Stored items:
● ● ● ● ● ● ●

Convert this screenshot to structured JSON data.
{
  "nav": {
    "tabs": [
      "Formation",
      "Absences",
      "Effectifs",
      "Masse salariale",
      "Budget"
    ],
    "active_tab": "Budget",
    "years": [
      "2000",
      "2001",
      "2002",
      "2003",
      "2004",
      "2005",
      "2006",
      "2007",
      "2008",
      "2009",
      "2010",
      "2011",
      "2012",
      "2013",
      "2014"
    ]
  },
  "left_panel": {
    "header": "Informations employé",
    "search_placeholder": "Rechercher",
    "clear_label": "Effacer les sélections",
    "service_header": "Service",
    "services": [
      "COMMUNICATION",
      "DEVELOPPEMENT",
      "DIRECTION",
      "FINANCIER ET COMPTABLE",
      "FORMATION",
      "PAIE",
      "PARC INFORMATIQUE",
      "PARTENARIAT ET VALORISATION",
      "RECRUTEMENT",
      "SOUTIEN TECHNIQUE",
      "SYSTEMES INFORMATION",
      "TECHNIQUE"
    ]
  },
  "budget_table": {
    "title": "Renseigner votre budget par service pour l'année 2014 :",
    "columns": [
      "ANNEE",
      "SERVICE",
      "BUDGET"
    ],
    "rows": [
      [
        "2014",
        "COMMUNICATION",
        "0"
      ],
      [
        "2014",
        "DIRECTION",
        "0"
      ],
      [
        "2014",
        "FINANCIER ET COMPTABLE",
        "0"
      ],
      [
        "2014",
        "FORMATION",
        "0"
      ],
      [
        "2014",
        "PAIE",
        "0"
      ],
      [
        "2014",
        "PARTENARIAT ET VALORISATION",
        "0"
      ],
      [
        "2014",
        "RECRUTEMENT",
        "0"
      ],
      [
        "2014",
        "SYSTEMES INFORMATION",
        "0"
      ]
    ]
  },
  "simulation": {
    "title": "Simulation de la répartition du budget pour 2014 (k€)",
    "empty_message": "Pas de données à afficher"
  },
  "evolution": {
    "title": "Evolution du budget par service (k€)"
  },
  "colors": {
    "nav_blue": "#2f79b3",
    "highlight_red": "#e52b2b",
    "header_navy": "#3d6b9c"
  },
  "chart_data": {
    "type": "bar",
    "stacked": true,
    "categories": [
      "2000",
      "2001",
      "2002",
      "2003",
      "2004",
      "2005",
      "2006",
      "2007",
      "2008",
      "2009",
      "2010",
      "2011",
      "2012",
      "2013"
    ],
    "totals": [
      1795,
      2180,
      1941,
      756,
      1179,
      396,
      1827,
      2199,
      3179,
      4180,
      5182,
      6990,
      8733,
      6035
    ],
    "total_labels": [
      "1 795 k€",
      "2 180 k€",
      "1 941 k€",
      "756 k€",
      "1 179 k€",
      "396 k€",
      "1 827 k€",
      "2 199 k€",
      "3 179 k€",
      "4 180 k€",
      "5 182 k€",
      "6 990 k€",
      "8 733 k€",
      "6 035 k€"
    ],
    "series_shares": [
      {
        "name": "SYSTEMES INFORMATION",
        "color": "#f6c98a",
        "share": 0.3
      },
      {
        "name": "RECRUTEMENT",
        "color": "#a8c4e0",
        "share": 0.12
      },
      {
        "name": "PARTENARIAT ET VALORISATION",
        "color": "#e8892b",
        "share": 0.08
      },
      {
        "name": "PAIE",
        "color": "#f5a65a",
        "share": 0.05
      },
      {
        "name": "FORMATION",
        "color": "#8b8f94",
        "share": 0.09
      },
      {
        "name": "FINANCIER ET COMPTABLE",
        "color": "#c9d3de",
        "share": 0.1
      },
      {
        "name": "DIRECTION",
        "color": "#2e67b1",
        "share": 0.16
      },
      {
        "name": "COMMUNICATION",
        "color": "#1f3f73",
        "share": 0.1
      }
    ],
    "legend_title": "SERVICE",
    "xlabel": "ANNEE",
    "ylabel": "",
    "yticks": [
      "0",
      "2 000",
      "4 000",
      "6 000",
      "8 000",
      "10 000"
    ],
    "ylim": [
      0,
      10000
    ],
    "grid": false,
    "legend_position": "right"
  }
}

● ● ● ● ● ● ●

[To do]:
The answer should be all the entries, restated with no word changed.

[Exercise answer]:
Convert this screenshot to structured JSON data.
{
  "nav": {
    "tabs": [
      "Formation",
      "Absences",
      "Effectifs",
      "Masse salariale",
      "Budget"
    ],
    "active_tab": "Budget",
    "years": [
      "2000",
      "2001",
      "2002",
      "2003",
      "2004",
      "2005",
      "2006",
      "2007",
      "2008",
      "2009",
      "2010",
      "2011",
      "2012",
      "2013",
      "2014"
    ]
  },
  "left_panel": {
    "header": "Informations employé",
    "search_placeholder": "Rechercher",
    "clear_label": "Effacer les sélections",
    "service_header": "Service",
    "services": [
      "COMMUNICATION",
      "DEVELOPPEMENT",
      "DIRECTION",
      "FINANCIER ET COMPTABLE",
      "FORMATION",
      "PAIE",
      "PARC INFORMATIQUE",
      "PARTENARIAT ET VALORISATION",
      "RECRUTEMENT",
      "SOUTIEN TECHNIQUE",
      "SYSTEMES INFORMATION",
      "TECHNIQUE"
    ]
  },
  "budget_table": {
    "title": "Renseigner votre budget par service pour l'année 2014 :",
    "columns": [
      "ANNEE",
      "SERVICE",
      "BUDGET"
    ],
    "rows": [
      [
        "2014",
        "COMMUNICATION",
        "0"
      ],
      [
        "2014",
        "DIRECTION",
        "0"
      ],
      [
        "2014",
        "FINANCIER ET COMPTABLE",
        "0"
      ],
      [
        "2014",
        "FORMATION",
        "0"
      ],
      [
        "2014",
        "PAIE",
        "0"
      ],
      [
        "2014",
        "PARTENARIAT ET VALORISATION",
        "0"
      ],
      [
        "2014",
        "RECRUTEMENT",
        "0"
      ],
      [
        "2014",
        "SYSTEMES INFORMATION",
        "0"
      ]
    ]
  },
  "simulation": {
    "title": "Simulation de la répartition du budget pour 2014 (k€)",
    "empty_message": "Pas de données à afficher"
  },
  "evolution": {
    "title": "Evolution du budget par service (k€)"
  },
  "colors": {
    "nav_blue": "#2f79b3",
    "highlight_red": "#e52b2b",
    "header_navy": "#3d6b9c"
  },
  "chart_data": {
    "type": "bar",
    "stacked": true,
    "categories": [
      "2000",
      "2001",
      "2002",
      "2003",
      "2004",
      "2005",
      "2006",
      "2007",
      "2008",
      "2009",
      "2010",
      "2011",
      "2012",
      "2013"
    ],
    "totals": [
      1795,
      2180,
      1941,
      756,
      1179,
      396,
      1827,
      2199,
      3179,
      4180,
      5182,
      6990,
      8733,
      6035
    ],
    "total_labels": [
      "1 795 k€",
      "2 180 k€",
      "1 941 k€",
      "756 k€",
      "1 179 k€",
      "396 k€",
      "1 827 k€",
      "2 199 k€",
      "3 179 k€",
      "4 180 k€",
      "5 182 k€",
      "6 990 k€",
      "8 733 k€",
      "6 035 k€"
    ],
    "series_shares": [
      {
        "name": "SYSTEMES INFORMATION",
        "color": "#f6c98a",
        "share": 0.3
      },
      {
        "name": "RECRUTEMENT",
        "color": "#a8c4e0",
        "share": 0.12
      },
      {
        "name": "PARTENARIAT ET VALORISATION",
        "color": "#e8892b",
        "share": 0.08
      },
      {
        "name": "PAIE",
        "color": "#f5a65a",
        "share": 0.05
      },
      {
        "name": "FORMATION",
        "color": "#8b8f94",
        "share": 0.09
      },
      {
        "name": "FINANCIER ET COMPTABLE",
        "color": "#c9d3de",
        "share": 0.1
      },
      {
        "name": "DIRECTION",
        "color": "#2e67b1",
        "share": 0.16
      },
      {
        "name": "COMMUNICATION",
        "color": "#1f3f73",
        "share": 0.1
      }
    ],
    "legend_title": "SERVICE",
    "xlabel": "ANNEE",
    "ylabel": "",
    "yticks": [
      "0",
      "2 000",
      "4 000",
      "6 000",
      "8 000",
      "10 000"
    ],
    "ylim": [
      0,
      10000
    ],
    "grid": false,
    "legend_position": "right"
  }
}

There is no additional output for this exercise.